The origins of Pise are uncertain: a number of theses exist supporting a Ligurian or Greek origin, whereas it is certain that it was a Etruscan settlement and later a Roman colony.
Pise first belonged to the Longobard kingdom and later to the Carolingian empire. Already an important naval base in the roman era,from the 11th century Pise intensified its Mediterranean trade,with numerous victories of its fleet over Muslim cities and shis.
The Medieval Era coincided with the height of its economic, political and artistics growth, to which the urban planning of the old center bears witness by its many religious and civic building, its squares, its typical narrow alleys that run perpendicular to the river Arno, the great trade route that for centuries represented the economic heart of the city.

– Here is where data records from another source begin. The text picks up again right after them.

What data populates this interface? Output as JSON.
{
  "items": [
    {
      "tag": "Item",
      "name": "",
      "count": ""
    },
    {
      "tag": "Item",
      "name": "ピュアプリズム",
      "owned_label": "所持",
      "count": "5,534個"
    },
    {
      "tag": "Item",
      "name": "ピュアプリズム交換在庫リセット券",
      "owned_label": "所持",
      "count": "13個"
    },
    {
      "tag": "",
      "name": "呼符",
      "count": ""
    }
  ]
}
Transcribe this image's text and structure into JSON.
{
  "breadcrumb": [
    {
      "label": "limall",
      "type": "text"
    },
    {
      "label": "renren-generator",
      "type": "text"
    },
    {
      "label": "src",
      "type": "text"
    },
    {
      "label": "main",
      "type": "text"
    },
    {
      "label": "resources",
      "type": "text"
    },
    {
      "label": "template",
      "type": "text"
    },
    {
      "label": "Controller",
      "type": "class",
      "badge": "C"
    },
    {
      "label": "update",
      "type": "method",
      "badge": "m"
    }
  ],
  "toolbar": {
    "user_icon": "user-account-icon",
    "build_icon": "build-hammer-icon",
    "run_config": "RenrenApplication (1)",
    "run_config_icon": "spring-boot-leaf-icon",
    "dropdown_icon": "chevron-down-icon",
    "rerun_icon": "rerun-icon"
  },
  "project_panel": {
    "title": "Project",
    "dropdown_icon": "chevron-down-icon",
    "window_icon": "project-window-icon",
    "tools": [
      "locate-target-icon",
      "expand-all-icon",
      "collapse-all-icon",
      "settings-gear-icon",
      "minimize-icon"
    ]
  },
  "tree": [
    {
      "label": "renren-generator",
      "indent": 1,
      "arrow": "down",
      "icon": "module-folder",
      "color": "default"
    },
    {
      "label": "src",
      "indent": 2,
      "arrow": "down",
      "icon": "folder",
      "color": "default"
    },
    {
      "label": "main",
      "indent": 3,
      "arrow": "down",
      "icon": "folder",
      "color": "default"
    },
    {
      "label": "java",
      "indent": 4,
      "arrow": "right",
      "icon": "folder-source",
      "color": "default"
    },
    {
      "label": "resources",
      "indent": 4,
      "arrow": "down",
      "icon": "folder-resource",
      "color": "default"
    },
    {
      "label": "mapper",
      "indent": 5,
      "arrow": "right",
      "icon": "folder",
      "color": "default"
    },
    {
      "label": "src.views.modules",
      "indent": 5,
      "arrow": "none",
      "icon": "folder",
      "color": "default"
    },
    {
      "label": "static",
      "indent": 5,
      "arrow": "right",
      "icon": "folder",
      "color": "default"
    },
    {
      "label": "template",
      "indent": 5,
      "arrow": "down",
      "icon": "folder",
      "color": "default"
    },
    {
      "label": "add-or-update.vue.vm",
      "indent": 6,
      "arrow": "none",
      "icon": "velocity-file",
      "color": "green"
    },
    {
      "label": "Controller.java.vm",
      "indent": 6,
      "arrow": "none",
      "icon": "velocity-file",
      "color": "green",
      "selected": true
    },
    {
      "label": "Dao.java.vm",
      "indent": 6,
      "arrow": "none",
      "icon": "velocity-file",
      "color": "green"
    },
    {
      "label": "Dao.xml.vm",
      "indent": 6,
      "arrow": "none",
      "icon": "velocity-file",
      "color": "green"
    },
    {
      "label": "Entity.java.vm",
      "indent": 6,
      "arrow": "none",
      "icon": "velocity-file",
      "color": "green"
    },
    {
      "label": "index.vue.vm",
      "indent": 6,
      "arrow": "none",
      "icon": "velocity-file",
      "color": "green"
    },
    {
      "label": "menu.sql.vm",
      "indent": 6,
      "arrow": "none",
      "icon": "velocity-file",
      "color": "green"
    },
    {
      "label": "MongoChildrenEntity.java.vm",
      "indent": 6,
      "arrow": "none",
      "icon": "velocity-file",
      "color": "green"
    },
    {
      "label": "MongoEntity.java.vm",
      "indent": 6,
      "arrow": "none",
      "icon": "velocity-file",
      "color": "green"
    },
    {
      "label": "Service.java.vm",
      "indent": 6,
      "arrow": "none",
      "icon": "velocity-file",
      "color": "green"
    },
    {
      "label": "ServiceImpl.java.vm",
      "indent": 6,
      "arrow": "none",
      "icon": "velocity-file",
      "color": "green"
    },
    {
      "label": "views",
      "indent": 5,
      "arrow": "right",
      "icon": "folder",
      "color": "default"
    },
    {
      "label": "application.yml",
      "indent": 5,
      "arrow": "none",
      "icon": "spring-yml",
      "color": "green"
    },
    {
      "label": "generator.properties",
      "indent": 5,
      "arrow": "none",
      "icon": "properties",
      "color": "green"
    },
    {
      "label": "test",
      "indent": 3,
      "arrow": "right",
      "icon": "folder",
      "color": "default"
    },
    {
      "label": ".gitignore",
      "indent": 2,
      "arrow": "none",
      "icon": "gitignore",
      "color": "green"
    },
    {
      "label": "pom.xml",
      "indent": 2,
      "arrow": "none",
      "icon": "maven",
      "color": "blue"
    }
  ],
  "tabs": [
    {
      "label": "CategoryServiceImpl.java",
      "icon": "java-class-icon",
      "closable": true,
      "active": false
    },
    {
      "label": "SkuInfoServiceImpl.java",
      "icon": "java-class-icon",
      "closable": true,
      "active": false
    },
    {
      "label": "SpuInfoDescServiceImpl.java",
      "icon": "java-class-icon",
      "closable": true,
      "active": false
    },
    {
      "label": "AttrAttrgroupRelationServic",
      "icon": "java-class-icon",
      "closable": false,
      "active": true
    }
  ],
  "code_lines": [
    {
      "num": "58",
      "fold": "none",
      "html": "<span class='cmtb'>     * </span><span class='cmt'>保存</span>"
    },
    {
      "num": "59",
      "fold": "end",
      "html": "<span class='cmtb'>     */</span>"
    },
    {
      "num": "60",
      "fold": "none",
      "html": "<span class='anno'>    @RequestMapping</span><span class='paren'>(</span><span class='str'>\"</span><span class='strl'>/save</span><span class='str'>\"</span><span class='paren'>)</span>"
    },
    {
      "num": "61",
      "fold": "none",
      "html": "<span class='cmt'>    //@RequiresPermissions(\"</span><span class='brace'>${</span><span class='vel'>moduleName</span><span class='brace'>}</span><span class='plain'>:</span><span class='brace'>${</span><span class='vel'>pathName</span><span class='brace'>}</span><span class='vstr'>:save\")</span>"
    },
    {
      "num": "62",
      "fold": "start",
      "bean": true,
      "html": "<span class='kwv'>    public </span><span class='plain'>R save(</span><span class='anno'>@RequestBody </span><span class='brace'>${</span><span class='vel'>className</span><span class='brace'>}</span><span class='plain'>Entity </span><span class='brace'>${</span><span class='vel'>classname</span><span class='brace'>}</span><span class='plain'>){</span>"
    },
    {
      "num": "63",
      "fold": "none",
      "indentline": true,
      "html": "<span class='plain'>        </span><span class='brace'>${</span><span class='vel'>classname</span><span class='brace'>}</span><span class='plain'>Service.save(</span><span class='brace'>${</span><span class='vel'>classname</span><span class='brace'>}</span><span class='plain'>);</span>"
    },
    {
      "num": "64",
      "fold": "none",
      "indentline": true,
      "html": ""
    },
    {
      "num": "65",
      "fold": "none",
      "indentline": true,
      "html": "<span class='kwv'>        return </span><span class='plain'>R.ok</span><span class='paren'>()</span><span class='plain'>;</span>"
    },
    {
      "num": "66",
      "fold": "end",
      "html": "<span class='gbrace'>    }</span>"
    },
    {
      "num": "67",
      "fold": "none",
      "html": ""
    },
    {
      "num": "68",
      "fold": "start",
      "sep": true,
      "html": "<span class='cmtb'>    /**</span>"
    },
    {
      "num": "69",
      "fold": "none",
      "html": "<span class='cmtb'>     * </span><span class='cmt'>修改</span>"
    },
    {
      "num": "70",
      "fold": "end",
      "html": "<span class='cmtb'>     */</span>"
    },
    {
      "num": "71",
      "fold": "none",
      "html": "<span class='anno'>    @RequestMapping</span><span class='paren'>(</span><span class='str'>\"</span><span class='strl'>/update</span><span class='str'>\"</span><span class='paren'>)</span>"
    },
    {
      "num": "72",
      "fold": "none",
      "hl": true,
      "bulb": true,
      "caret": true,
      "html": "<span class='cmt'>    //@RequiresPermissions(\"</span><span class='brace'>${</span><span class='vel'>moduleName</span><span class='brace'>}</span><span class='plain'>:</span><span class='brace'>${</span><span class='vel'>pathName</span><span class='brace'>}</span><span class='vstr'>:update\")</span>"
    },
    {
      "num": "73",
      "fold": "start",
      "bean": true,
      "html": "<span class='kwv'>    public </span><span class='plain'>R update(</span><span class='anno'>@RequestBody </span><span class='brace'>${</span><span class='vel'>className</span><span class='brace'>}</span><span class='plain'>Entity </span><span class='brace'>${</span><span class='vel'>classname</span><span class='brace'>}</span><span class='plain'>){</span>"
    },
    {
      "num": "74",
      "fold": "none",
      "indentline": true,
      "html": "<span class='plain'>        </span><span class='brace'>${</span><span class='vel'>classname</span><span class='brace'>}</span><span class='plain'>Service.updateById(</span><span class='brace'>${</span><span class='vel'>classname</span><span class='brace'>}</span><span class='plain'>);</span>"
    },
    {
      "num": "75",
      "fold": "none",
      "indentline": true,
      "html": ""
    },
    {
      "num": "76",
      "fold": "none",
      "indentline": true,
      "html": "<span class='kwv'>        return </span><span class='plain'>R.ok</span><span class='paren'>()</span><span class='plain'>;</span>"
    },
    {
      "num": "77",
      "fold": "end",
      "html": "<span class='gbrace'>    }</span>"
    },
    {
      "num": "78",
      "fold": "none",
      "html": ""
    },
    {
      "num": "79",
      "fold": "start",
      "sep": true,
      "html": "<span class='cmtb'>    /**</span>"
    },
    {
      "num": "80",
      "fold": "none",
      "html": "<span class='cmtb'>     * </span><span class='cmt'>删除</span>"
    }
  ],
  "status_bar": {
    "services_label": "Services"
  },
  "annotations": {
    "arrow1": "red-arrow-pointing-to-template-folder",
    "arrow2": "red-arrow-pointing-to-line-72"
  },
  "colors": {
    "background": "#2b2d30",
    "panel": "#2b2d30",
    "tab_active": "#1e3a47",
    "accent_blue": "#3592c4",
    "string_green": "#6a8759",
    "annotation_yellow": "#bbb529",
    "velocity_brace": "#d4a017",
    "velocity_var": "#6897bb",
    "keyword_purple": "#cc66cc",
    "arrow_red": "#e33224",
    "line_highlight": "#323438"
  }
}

The city walls, whose costruction began around 1154-1155, were completed in the mid-14th centurt and today represent an important part of the architectural heritage. The Crusades offered the chance to extended commercial traffic in the Mediterranean, where Pisen colonies were estabilished with large fondachi warehuouses, houses and churches. The slow decline of the city was marked by its defeat in 1284 by its rival Genoa in the naval battle of the sandbanks of Meloria and the subsequent loss of Sardinia, with serious damage to city finances. In 1406 Pise was conquered for the first time by Florence, thus beginning a long period of profund crisis that ended only with the political ascent of the Medici nobles. From the second half of the 16th century there was a recovery characterized by the development of the University, founded on the orders of Lorenzo il Magnifico at the end of the 15th century. Cosimo I dè Medici and his successors renovated the aspect of the squares and churches, rendering Pise the second capital of Tuscany, until its annexation to the Kingdom of Italy in 1861.